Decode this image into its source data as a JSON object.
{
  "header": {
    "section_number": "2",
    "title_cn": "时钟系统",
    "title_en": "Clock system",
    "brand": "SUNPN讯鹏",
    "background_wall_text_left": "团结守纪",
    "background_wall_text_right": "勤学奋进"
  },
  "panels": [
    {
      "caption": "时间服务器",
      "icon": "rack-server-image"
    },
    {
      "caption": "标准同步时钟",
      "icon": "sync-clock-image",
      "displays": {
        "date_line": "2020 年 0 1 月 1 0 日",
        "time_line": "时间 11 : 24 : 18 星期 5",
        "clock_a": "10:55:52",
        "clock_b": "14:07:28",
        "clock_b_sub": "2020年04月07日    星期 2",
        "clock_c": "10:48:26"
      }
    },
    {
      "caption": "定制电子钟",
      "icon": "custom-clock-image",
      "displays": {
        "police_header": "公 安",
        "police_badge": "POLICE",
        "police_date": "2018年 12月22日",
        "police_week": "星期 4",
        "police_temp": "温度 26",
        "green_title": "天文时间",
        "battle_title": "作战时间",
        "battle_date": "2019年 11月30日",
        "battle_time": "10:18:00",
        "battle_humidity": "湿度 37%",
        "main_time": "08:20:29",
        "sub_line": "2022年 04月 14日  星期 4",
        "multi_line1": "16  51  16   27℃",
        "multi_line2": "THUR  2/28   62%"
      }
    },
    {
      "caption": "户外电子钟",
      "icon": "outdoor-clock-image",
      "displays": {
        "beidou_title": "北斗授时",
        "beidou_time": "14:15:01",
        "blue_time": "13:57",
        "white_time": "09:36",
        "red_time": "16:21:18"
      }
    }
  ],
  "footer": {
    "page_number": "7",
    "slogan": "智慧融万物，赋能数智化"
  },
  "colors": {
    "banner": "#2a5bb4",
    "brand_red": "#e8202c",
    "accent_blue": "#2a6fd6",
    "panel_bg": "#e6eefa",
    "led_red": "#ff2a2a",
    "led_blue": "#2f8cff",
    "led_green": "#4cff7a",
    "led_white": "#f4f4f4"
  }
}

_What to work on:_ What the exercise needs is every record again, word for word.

_Result of the task:_
Decode this image into its source data as a JSON object.
{
  "header": {
    "section_number": "2",
    "title_cn": "时钟系统",
    "title_en": "Clock system",
    "brand": "SUNPN讯鹏",
    "background_wall_text_left": "团结守纪",
    "background_wall_text_right": "勤学奋进"
  },
  "panels": [
    {
      "caption": "时间服务器",
      "icon": "rack-server-image"
    },
    {
      "caption": "标准同步时钟",
      "icon": "sync-clock-image",
      "displays": {
        "date_line": "2020 年 0 1 月 1 0 日",
        "time_line": "时间 11 : 24 : 18 星期 5",
        "clock_a": "10:55:52",
        "clock_b": "14:07:28",
        "clock_b_sub": "2020年04月07日    星期 2",
        "clock_c": "10:48:26"
      }
    },
    {
      "caption": "定制电子钟",
      "icon": "custom-clock-image",
      "displays": {
        "police_header": "公 安",
        "police_badge": "POLICE",
        "police_date": "2018年 12月22日",
        "police_week": "星期 4",
        "police_temp": "温度 26",
        "green_title": "天文时间",
        "battle_title": "作战时间",
        "battle_date": "2019年 11月30日",
        "battle_time": "10:18:00",
        "battle_humidity": "湿度 37%",
        "main_time": "08:20:29",
        "sub_line": "2022年 04月 14日  星期 4",
        "multi_line1": "16  51  16   27℃",
        "multi_line2": "THUR  2/28   62%"
      }
    },
    {
      "caption": "户外电子钟",
      "icon": "outdoor-clock-image",
      "displays": {
        "beidou_title": "北斗授时",
        "beidou_time": "14:15:01",
        "blue_time": "13:57",
        "white_time": "09:36",
        "red_time": "16:21:18"
      }
    }
  ],
  "footer": {
    "page_number": "7",
    "slogan": "智慧融万物，赋能数智化"
  },
  "colors": {
    "banner": "#2a5bb4",
    "brand_red": "#e8202c",
    "accent_blue": "#2a6fd6",
    "panel_bg": "#e6eefa",
    "led_red": "#ff2a2a",
    "led_blue": "#2f8cff",
    "led_green": "#4cff7a",
    "led_white": "#f4f4f4"
  }
}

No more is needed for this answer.